Fojas & Del Rosario [26], pretreated cogon grass using enzyme of 25 FPU/g activity in the range of 24-96 h and reported the maximum reducing sugar (71.
However, Agta villages are becoming more common, with houses made of bamboo and cogon grass providing more permanent dwellings
Garduce describes his first climb as unpleasant because he had to endure a hike that is muddy, stinky as well as the cuts from the tall cogon grass.
Distant Village - Cogon Grass Cuff Top Gift Bags are handmade from Cogon grass fibers with twist handles.
In the kitchen Sue, from Coventry, de-cluttered work surfaces, bought matching pasta jars and co-ordinating vases and put a large bamboo urn with Cogon grass by I the French doors to draw the eye to a view of the garden.
In 2003, herbicides were used to control cogon grass, an invasive species that, if allowed to spread, would render the habitat unusable for the gopher tortoise.
Cogon grass is a species of perennial grass considered an invasive in the United States.
9:00 THE EFFECTS OF COGON GRASS AND NATIVE SHRUBS ON SEED AND BUD BANKS IN A LONG LEAF PINE SAVANNA
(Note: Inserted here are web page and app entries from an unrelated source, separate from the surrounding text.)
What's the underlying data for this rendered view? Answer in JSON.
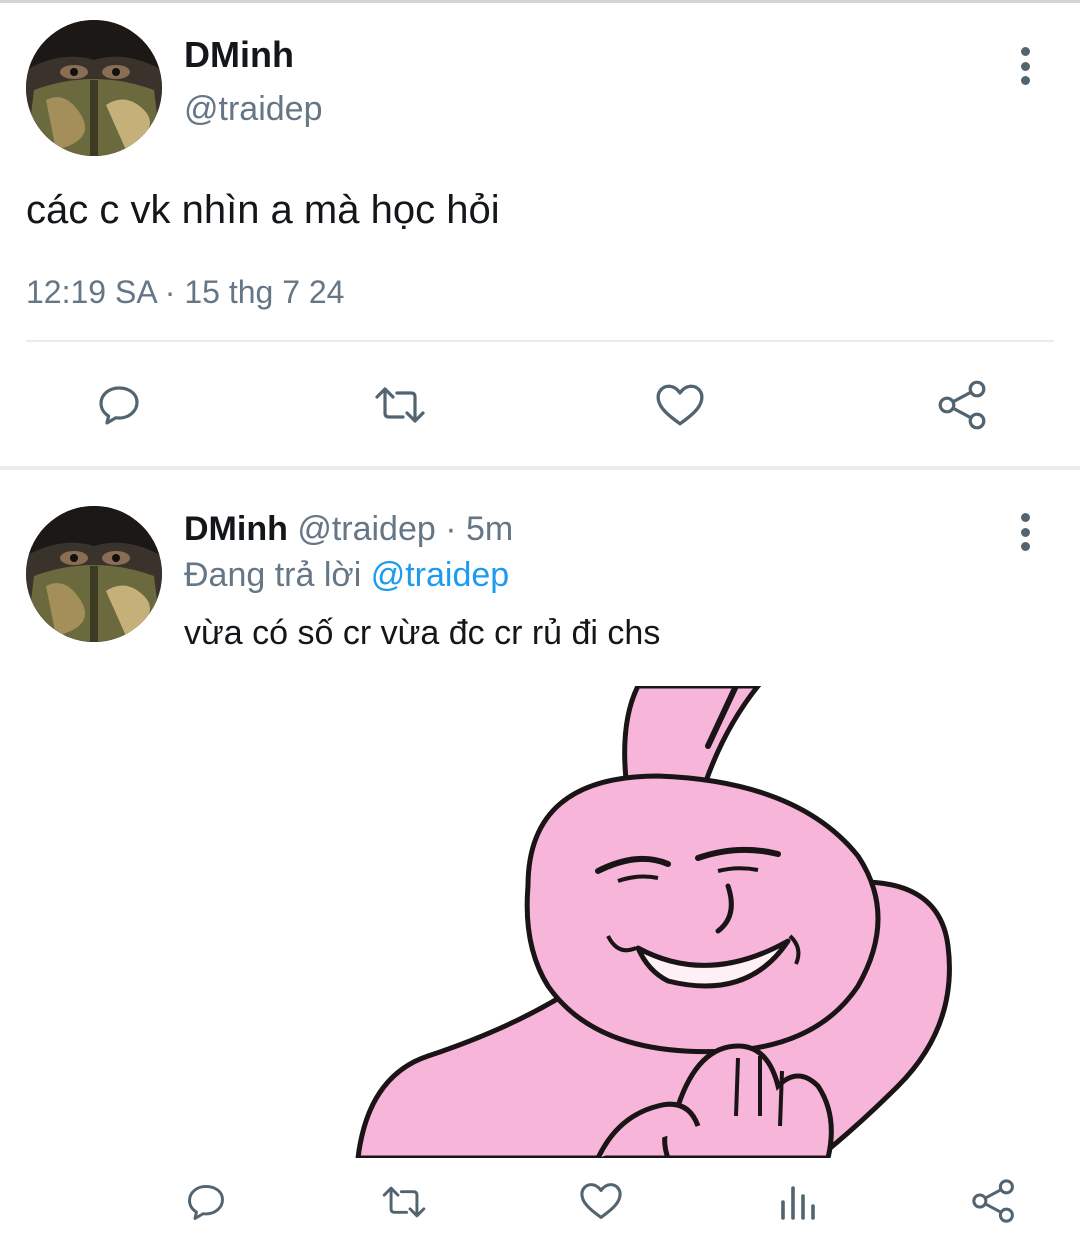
{
  "main_tweet": {
    "author_name": "DMinh",
    "handle": "@traidep",
    "text": "các c vk nhìn a mà học hỏi",
    "timestamp": "12:19 SA · 15 thg 7 24",
    "actions": [
      "reply-icon",
      "retweet-icon",
      "like-icon",
      "share-icon"
    ]
  },
  "reply_tweet": {
    "author_name": "DMinh",
    "handle_time": "@traidep · 5m",
    "replying_prefix": "Đang trả lời",
    "replying_to": "@traidep",
    "text": "vừa có số cr vừa đc cr rủ đi chs",
    "media": "pink-rabbit-meme-image",
    "actions": [
      "reply-icon",
      "retweet-icon",
      "like-icon",
      "analytics-icon",
      "share-icon"
    ]
  },
  "colors": {
    "text_primary": "#14171a",
    "text_secondary": "#657786",
    "link": "#1d9bf0",
    "icon": "#536471",
    "rabbit_pink": "#f7b6d9"
  }
}
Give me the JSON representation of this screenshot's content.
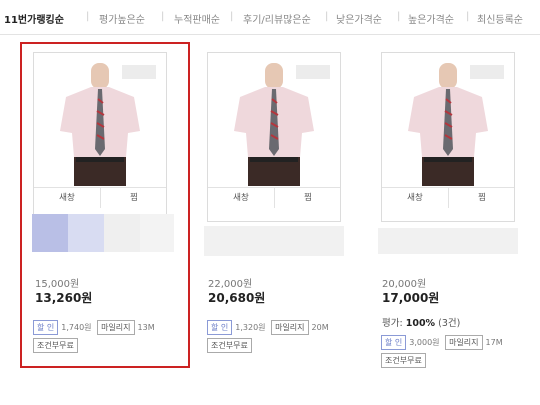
{
  "sort_tabs": [
    {
      "label": "11번가랭킹순",
      "active": true
    },
    {
      "label": "평가높은순",
      "active": false
    },
    {
      "label": "누적판매순",
      "active": false
    },
    {
      "label": "후기/리뷰많은순",
      "active": false
    },
    {
      "label": "낮은가격순",
      "active": false
    },
    {
      "label": "높은가격순",
      "active": false
    },
    {
      "label": "최신등록순",
      "active": false
    }
  ],
  "products": [
    {
      "new_window_label": "새창",
      "wish_label": "찜",
      "price_original": "15,000원",
      "price_sale": "13,260원",
      "discount_chip": "할 인",
      "discount_amount": "1,740원",
      "mileage_chip": "마일리지",
      "mileage_value": "13M",
      "shipping": "조건부무료",
      "selected": true
    },
    {
      "new_window_label": "새창",
      "wish_label": "찜",
      "price_original": "22,000원",
      "price_sale": "20,680원",
      "discount_chip": "할 인",
      "discount_amount": "1,320원",
      "mileage_chip": "마일리지",
      "mileage_value": "20M",
      "shipping": "조건부무료",
      "selected": false
    },
    {
      "new_window_label": "새창",
      "wish_label": "찜",
      "price_original": "20,000원",
      "price_sale": "17,000원",
      "rating_label": "평가:",
      "rating_value": "100%",
      "rating_count": "(3건)",
      "discount_chip": "할 인",
      "discount_amount": "3,000원",
      "mileage_chip": "마일리지",
      "mileage_value": "17M",
      "shipping": "조건부무료",
      "selected": false
    }
  ],
  "colors": {
    "selected_border": "#cc2222",
    "swatch_blue_dark": "#b9bfe6",
    "swatch_blue_light": "#d8dcf2",
    "swatch_gray": "#efefef"
  }
}
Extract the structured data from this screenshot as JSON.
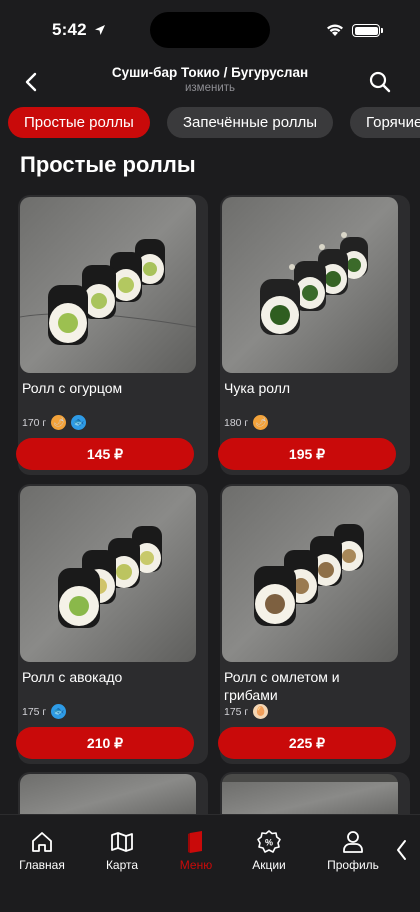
{
  "status_bar": {
    "time": "5:42"
  },
  "header": {
    "title": "Суши-бар Токио / Бугуруслан",
    "subtitle": "изменить"
  },
  "categories": [
    {
      "label": "Простые роллы",
      "active": true
    },
    {
      "label": "Запечённые роллы",
      "active": false
    },
    {
      "label": "Горячие",
      "active": false
    }
  ],
  "section_title": "Простые роллы",
  "products": [
    {
      "name": "Ролл с огурцом",
      "weight": "170 г",
      "badges": [
        "pepper-icon",
        "fish-icon"
      ],
      "price": "145 ₽"
    },
    {
      "name": "Чука ролл",
      "weight": "180 г",
      "badges": [
        "pepper-icon"
      ],
      "price": "195 ₽"
    },
    {
      "name": "Ролл с авокадо",
      "weight": "175 г",
      "badges": [
        "fish-icon"
      ],
      "price": "210 ₽"
    },
    {
      "name": "Ролл с омлетом и грибами",
      "weight": "175 г",
      "badges": [
        "egg-icon"
      ],
      "price": "225 ₽"
    }
  ],
  "tabs": [
    {
      "label": "Главная",
      "icon": "home-icon",
      "active": false
    },
    {
      "label": "Карта",
      "icon": "map-icon",
      "active": false
    },
    {
      "label": "Меню",
      "icon": "menu-icon",
      "active": true
    },
    {
      "label": "Акции",
      "icon": "discount-icon",
      "active": false
    },
    {
      "label": "Профиль",
      "icon": "profile-icon",
      "active": false
    }
  ],
  "colors": {
    "accent": "#c90a0a",
    "background": "#1c1c1e",
    "card": "#2c2c2e",
    "chip": "#3a3a3c"
  }
}
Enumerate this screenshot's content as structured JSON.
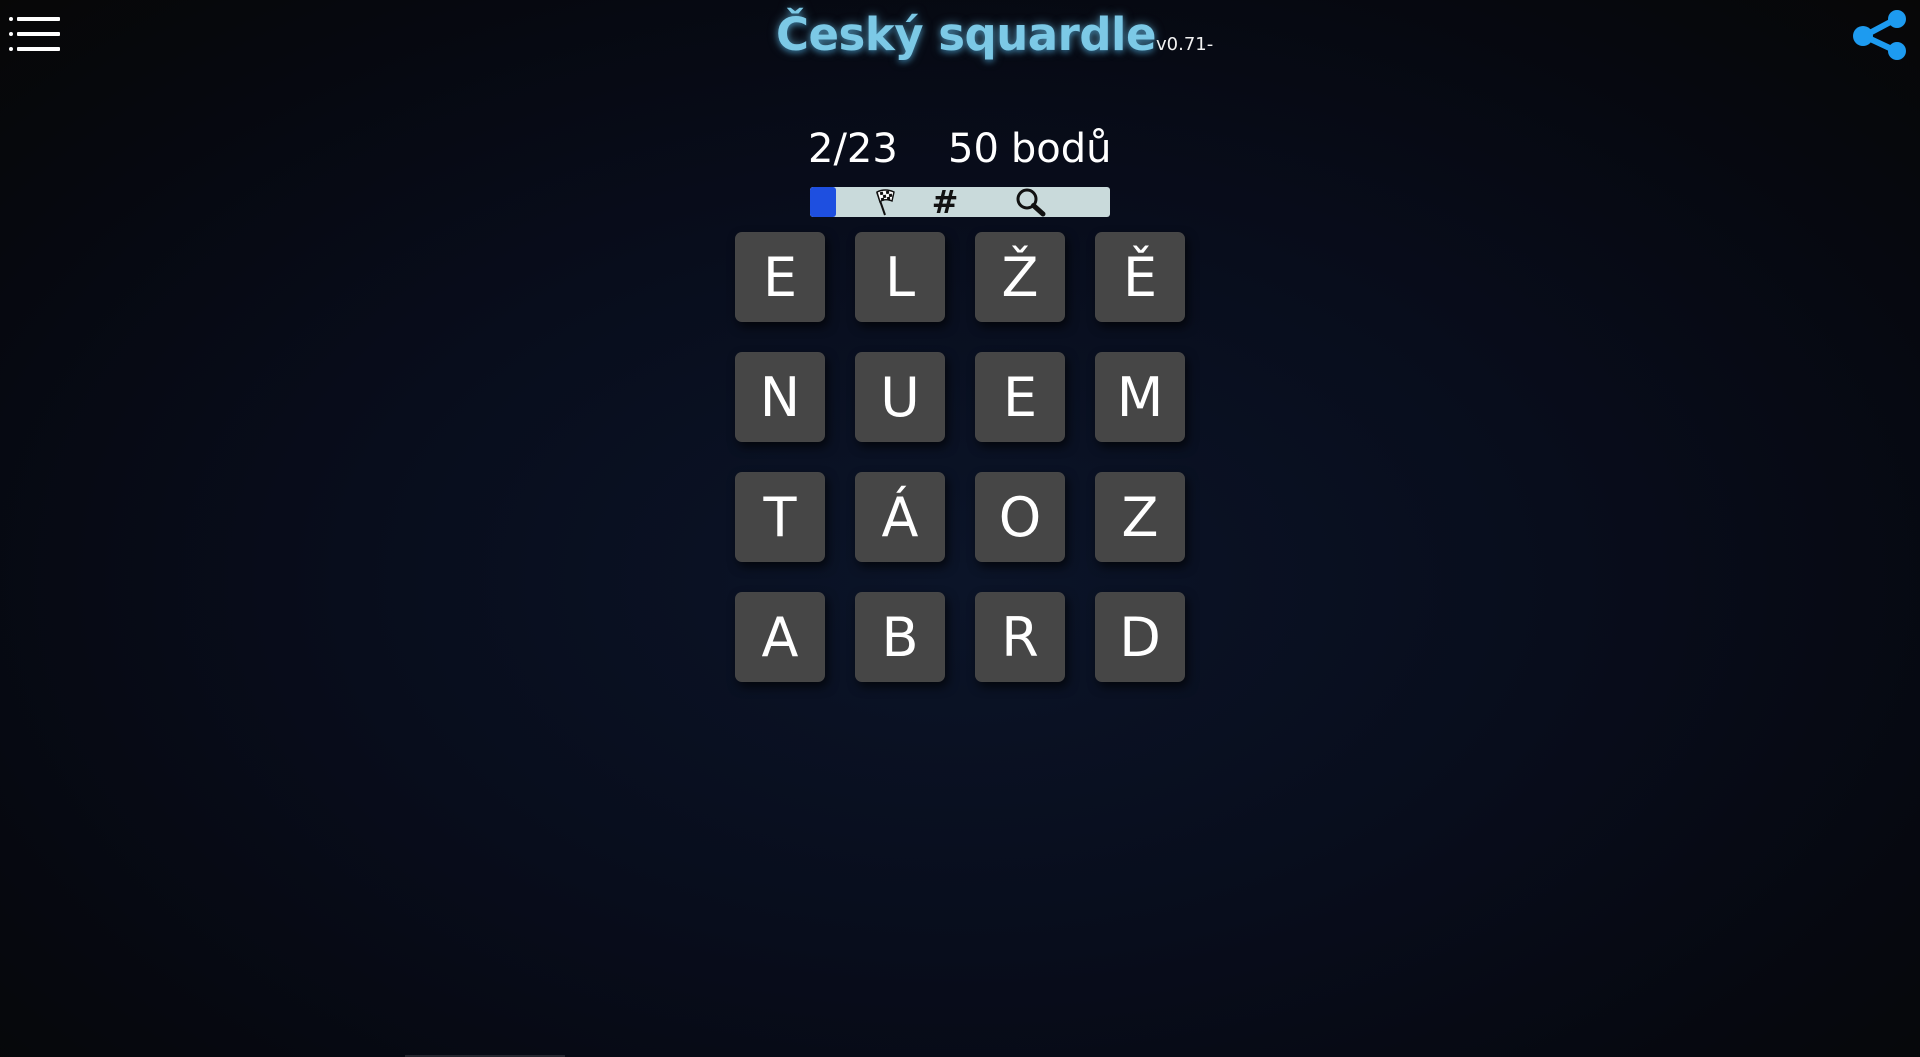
{
  "header": {
    "title": "Český squardle",
    "version": "v0.71-",
    "menu_icon": "list-menu-icon",
    "share_icon": "share-icon",
    "accent_color": "#7cc9e6",
    "share_color": "#1d9bf0"
  },
  "stats": {
    "found": "2/23",
    "points_value": "50",
    "points_label": "bodů"
  },
  "progress": {
    "fraction": 0.087,
    "fill_color": "#1e4fe0",
    "track_color": "#c9dadb",
    "milestones": [
      {
        "icon": "checkered-flag-icon"
      },
      {
        "icon": "hash-icon",
        "glyph": "#"
      },
      {
        "icon": "magnifier-icon"
      }
    ]
  },
  "board": {
    "tile_color": "#464646",
    "rows": [
      [
        "E",
        "L",
        "Ž",
        "Ě"
      ],
      [
        "N",
        "U",
        "E",
        "M"
      ],
      [
        "T",
        "Á",
        "O",
        "Z"
      ],
      [
        "A",
        "B",
        "R",
        "D"
      ]
    ]
  }
}
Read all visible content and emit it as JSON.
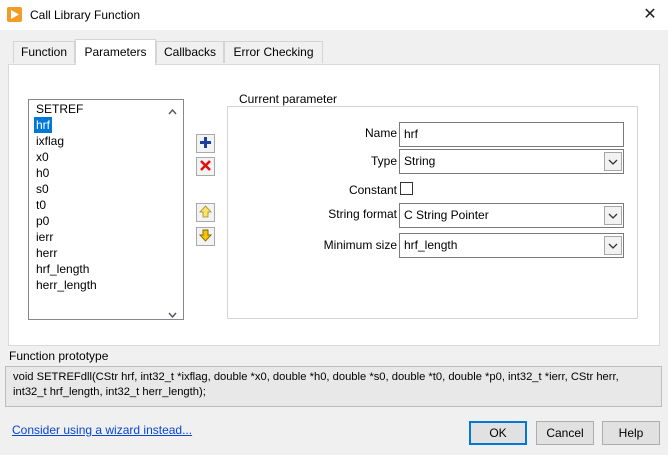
{
  "window": {
    "title": "Call Library Function",
    "close_glyph": "✕"
  },
  "tabs": [
    {
      "label": "Function"
    },
    {
      "label": "Parameters"
    },
    {
      "label": "Callbacks"
    },
    {
      "label": "Error Checking"
    }
  ],
  "parameters_list": {
    "items": [
      "SETREF",
      "hrf",
      "ixflag",
      "x0",
      "h0",
      "s0",
      "t0",
      "p0",
      "ierr",
      "herr",
      "hrf_length",
      "herr_length"
    ],
    "selected": "hrf"
  },
  "side_buttons": {
    "add_icon": "plus-icon",
    "remove_icon": "delete-x-icon",
    "move_up_icon": "arrow-up-icon",
    "move_down_icon": "arrow-down-icon"
  },
  "current_parameter": {
    "group_title": "Current parameter",
    "name_label": "Name",
    "name_value": "hrf",
    "type_label": "Type",
    "type_value": "String",
    "constant_label": "Constant",
    "string_format_label": "String format",
    "string_format_value": "C String Pointer",
    "min_size_label": "Minimum size",
    "min_size_value": "hrf_length"
  },
  "prototype": {
    "label": "Function prototype",
    "line1": "void  SETREFdll(CStr hrf, int32_t *ixflag, double *x0, double *h0, double *s0, double *t0, double *p0, int32_t *ierr, CStr herr,",
    "line2": "int32_t hrf_length, int32_t herr_length);"
  },
  "footer": {
    "wizard_link": "Consider using a wizard instead...",
    "ok_label": "OK",
    "cancel_label": "Cancel",
    "help_label": "Help"
  },
  "colors": {
    "accent": "#0078d7",
    "link": "#0645d6",
    "icon_orange": "#f29b25"
  }
}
It spread quickly because the villas of the resort had roofing made of dried cogon grass, according to Parcellano.